Don’t Expect Google Glass Under the Christmas Tree This Year
When Google’s (NASDAQ:GOOG) chief executive officer Eric Schmidt said in April that his company’s highly-anticipated Glass technology was a “year-ish away,” many analysts didn’t believe him, claiming that the CEO was overestimating how long it would take the product to launch. Now, it looks like Schmidt is proving his naysarers wrong, because Google has officially set the connected eyewear’s release date to sometime in 2014 and many consumers are thus crossing the Glass technology off their Christmas lists.
When Computerworld asked a Google spokesman about its adjusted dates and rumors over a 2013 launch, according to CNBC, the spokesperson explained that, “We’re always adjusting and readjusting timelines. The most important thing that we do is focus on building a great product for users whenever that might be launched.”
Now, although the mass market may be frustrated that it won’t be getting its hands on Google Glass before the new year, lawmakers and other venues are likely breathing easy that they now have more time to brainstorm the legislation and rules that will undoubtedly follow the Glass’s launch.
A handful of automakers such as Tesla Motors (NASDAQ:TSLA) and Mercedes Benz have already been working to implement this new technology into their next line of vehicles, but certain regulators may hinder that technological progress.
The U.K. Department of Transportation has already posted warnings that the technology will not be permitted on the region’s roads and that legislation is also extending to the United States. West Virginia lawmakers recently introduced a bill that makes it illegal to drive on state roads while “using a wearable computer with mounted display,” and other states may quickly follow suit.
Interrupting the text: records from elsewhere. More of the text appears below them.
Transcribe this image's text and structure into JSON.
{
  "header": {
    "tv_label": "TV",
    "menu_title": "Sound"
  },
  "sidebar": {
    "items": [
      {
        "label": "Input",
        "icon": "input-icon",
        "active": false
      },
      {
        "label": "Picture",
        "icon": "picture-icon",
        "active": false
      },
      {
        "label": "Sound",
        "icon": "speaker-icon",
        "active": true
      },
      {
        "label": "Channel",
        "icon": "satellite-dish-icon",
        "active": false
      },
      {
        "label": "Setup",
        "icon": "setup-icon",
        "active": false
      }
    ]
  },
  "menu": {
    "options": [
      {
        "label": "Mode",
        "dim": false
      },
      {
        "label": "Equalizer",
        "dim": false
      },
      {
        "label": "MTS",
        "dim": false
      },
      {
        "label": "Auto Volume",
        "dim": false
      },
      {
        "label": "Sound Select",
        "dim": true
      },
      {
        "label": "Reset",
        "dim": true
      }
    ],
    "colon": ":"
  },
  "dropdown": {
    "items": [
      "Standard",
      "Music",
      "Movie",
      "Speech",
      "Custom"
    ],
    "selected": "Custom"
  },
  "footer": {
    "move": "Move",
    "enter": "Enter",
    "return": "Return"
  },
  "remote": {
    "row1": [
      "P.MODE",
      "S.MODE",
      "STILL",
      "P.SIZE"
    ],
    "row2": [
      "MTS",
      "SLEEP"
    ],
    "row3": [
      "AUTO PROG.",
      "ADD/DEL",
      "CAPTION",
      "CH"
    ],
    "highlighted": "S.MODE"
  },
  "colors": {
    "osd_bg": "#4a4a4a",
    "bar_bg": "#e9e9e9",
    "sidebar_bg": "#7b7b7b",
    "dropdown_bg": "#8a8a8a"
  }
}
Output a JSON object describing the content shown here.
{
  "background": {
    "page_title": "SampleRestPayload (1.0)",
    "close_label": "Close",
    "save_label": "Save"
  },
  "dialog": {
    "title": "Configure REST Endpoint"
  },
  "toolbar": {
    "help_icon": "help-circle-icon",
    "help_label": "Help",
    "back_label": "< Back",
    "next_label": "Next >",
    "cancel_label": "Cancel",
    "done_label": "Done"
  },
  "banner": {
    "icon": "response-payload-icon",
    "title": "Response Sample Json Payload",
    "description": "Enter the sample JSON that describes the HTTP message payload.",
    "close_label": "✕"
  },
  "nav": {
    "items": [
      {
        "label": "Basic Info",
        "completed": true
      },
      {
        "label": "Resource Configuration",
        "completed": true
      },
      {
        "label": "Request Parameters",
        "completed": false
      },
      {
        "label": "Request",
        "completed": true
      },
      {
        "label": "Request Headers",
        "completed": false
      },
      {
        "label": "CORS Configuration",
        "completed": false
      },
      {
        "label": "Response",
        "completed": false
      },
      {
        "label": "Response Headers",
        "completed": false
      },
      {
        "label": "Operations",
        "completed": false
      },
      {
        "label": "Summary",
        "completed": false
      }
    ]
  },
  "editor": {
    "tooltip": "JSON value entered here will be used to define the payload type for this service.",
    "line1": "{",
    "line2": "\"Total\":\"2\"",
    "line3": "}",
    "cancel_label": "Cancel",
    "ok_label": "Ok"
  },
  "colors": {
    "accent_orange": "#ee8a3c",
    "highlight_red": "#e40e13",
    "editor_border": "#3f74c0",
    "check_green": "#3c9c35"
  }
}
That kind of legislation even extends off the roads. Certain venues such as bars and casinos are already barring the technology from within their walls, and other social establishments are quickly gearing up to do the same. These places want to ensure that their patrons’ privay and rights are maintained, but luckily now with this recent Google announcement, business owners and lawmakers won’t have to make any big decisions just yet.